Task directions
All the data must be output exactly as given.

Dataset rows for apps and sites
= = = = = = =
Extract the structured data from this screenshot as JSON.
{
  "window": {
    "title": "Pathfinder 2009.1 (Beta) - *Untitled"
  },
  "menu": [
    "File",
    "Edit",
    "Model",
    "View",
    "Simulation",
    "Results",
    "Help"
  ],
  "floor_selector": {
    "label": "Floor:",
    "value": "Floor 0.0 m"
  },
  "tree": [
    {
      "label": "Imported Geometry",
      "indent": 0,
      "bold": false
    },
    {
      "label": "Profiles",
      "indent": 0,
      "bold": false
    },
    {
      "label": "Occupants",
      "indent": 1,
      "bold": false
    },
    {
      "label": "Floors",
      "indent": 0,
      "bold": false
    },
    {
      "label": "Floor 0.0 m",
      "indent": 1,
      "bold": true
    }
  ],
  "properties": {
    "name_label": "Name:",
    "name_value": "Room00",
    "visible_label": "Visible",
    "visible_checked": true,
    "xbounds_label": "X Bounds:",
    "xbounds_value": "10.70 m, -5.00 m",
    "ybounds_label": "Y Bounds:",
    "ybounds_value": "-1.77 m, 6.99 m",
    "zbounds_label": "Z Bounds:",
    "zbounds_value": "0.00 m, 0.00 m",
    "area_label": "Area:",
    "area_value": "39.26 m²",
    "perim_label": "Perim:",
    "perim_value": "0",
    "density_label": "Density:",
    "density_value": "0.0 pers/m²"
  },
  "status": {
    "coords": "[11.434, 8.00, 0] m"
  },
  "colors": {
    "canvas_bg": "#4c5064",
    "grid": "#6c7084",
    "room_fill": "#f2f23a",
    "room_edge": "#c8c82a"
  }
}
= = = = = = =
Result for this task
Extract the structured data from this screenshot as JSON.
{
  "window": {
    "title": "Pathfinder 2009.1 (Beta) - *Untitled"
  },
  "menu": [
    "File",
    "Edit",
    "Model",
    "View",
    "Simulation",
    "Results",
    "Help"
  ],
  "floor_selector": {
    "label": "Floor:",
    "value": "Floor 0.0 m"
  },
  "tree": [
    {
      "label": "Imported Geometry",
      "indent": 0,
      "bold": false
    },
    {
      "label": "Profiles",
      "indent": 0,
      "bold": false
    },
    {
      "label": "Occupants",
      "indent": 1,
      "bold": false
    },
    {
      "label": "Floors",
      "indent": 0,
      "bold": false
    },
    {
      "label": "Floor 0.0 m",
      "indent": 1,
      "bold": true
    }
  ],
  "properties": {
    "name_label": "Name:",
    "name_value": "Room00",
    "visible_label": "Visible",
    "visible_checked": true,
    "xbounds_label": "X Bounds:",
    "xbounds_value": "10.70 m, -5.00 m",
    "ybounds_label": "Y Bounds:",
    "ybounds_value": "-1.77 m, 6.99 m",
    "zbounds_label": "Z Bounds:",
    "zbounds_value": "0.00 m, 0.00 m",
    "area_label": "Area:",
    "area_value": "39.26 m²",
    "perim_label": "Perim:",
    "perim_value": "0",
    "density_label": "Density:",
    "density_value": "0.0 pers/m²"
  },
  "status": {
    "coords": "[11.434, 8.00, 0] m"
  },
  "colors": {
    "canvas_bg": "#4c5064",
    "grid": "#6c7084",
    "room_fill": "#f2f23a",
    "room_edge": "#c8c82a"
  }
}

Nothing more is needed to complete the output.